M&A in the German Startup Scene turned upside down

Olaf Jacobi
Jan 29, 2019 · 4 min read
Image for post
Image for post

German Tech Startups are bought

So far this story has mostly been told the other way around:

“US Tech company buys German start-up” or “US Tech company takes over German technology forge”. Europe and Israel were and still are a kind of grave table for US technology companies and grown-ups (more mature startups) to grow non-organically, to “eliminate” international competitors and to maintain and expand their own technological lead.

For most German technology start-ups, a trade-sale is the most common exit. We have seen IPOs less frequently since the year 2000 and if so, then in recent years it has been in particular ecommerce start-ups (Windeln.de, Westwing, Zalando, Home24) that have chosen the path to the stock exchange as an exit.

From seller to buyer

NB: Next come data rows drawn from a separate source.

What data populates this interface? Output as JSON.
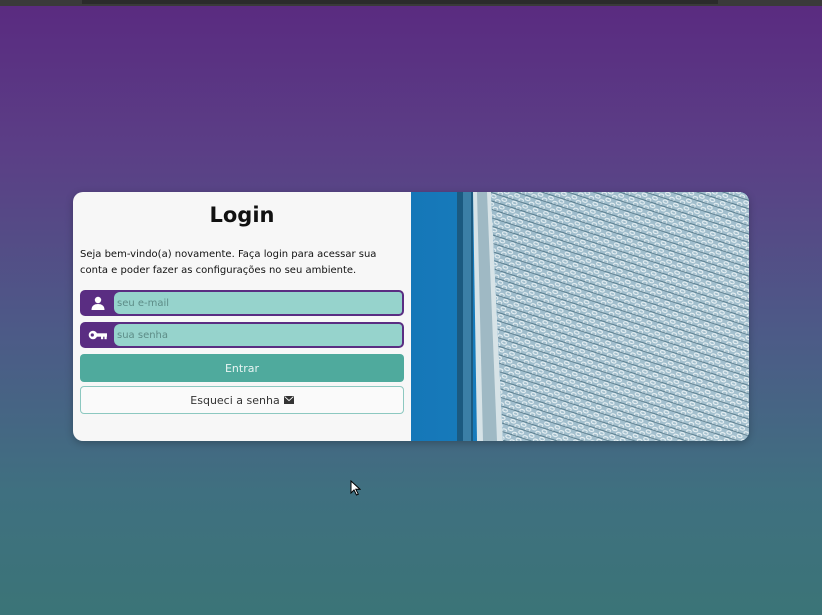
{
  "login": {
    "title": "Login",
    "subtitle": "Seja bem-vindo(a) novamente. Faça login para acessar sua conta e poder fazer as configurações no seu ambiente.",
    "email_placeholder": "seu e-mail",
    "password_placeholder": "sua senha",
    "login_button": "Entrar",
    "forgot_button": "Esqueci a senha",
    "icons": {
      "email": "user-icon",
      "password": "key-icon",
      "forgot": "envelope-icon"
    }
  },
  "colors": {
    "accent_purple": "#5a2d82",
    "input_bg": "#96d3cc",
    "button_teal": "#4faa9d"
  }
}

I try to describe it as simply as possible:

  • The big one buys the small one
  • The fast one grabs the slow one
  • German tech startups often have very good technology, but don’t manage to get big enough to be among the big and fast ones themselves
  • A company with a functioning and scalable sales organization can market additional products. These products do not always have to originate from a company’s own development

Companies such as Alphabet, Cisco, Oracle, Salesforce, etc. have more or less been practicing what German companies have missed over decades. Through strategic acquisitions, these companies further expand their market position, expand their product portfolio and thus secure their long-term survival.

What does it take to take over and integrate smaller tech start-ups?

Financial power

  • First and foremost, a company has to be able to afford it. The buyer needs the necessary financial power (cash) and flexibility
  • Often the purchase price is not only paid in cash, but the sellers also receive shares from the buying company. These shares must be “promising”, i.e. it should be foreseeable that the value of the shares will increase strongly in the future

Strategic and technical fit

  • There must be a strategic fit between the buying company and the M&A target. For example, complementary products, combinable technology, similar customers, complementary regional market coverage

Cultural fit

  • The buying company must be attractive to the founders, management and team of the company to be acquired. The corporate culture and the spirit in the team of the buying company are important factors here
  • The organization must be able to carry out post-merger integration. In particular, the management team must be able to execute an M&A transaction from start to finish

A good example from the German tech scene

Official press releases from Adjust:

https://www.adjust.com/blog/adjust-acquires-unbotify/

https://www.adjust.com/blog/adjust-acquires-acquiredio/

The fact that Adjust is a buyer is a clear sign of Adjust’s dominant position. The founders, management and the entire Adjust team have since its inception and the first seed financing round in April 2012 managed to become the technology leader and category leader in the Mobile Attribution and Measuring Market in recent years. Adjust has succeeded in establishing a globally functioning and scalable sales organization in its core market, which is in a position to market new additional products.

More to come?!

IMHO

Capnamic Ventures

Thoughts and insights from the Capnamic Ventures team

Welcome to a place where words matter. On Medium, smart voices and original ideas take center stage - with no ads in sight. Watch

Follow all the topics you care about, and we’ll deliver the best stories for you to your homepage and inbox. Explore

Get unlimited access to the best stories on Medium — and support writers while you’re at it. Just $5/month. Upgrade

Get the Medium app

A button that says 'Download on the App Store', and if clicked it will lead you to the iOS App store
A button that says 'Get it on, Google Play', and if clicked it will lead you to the Google Play store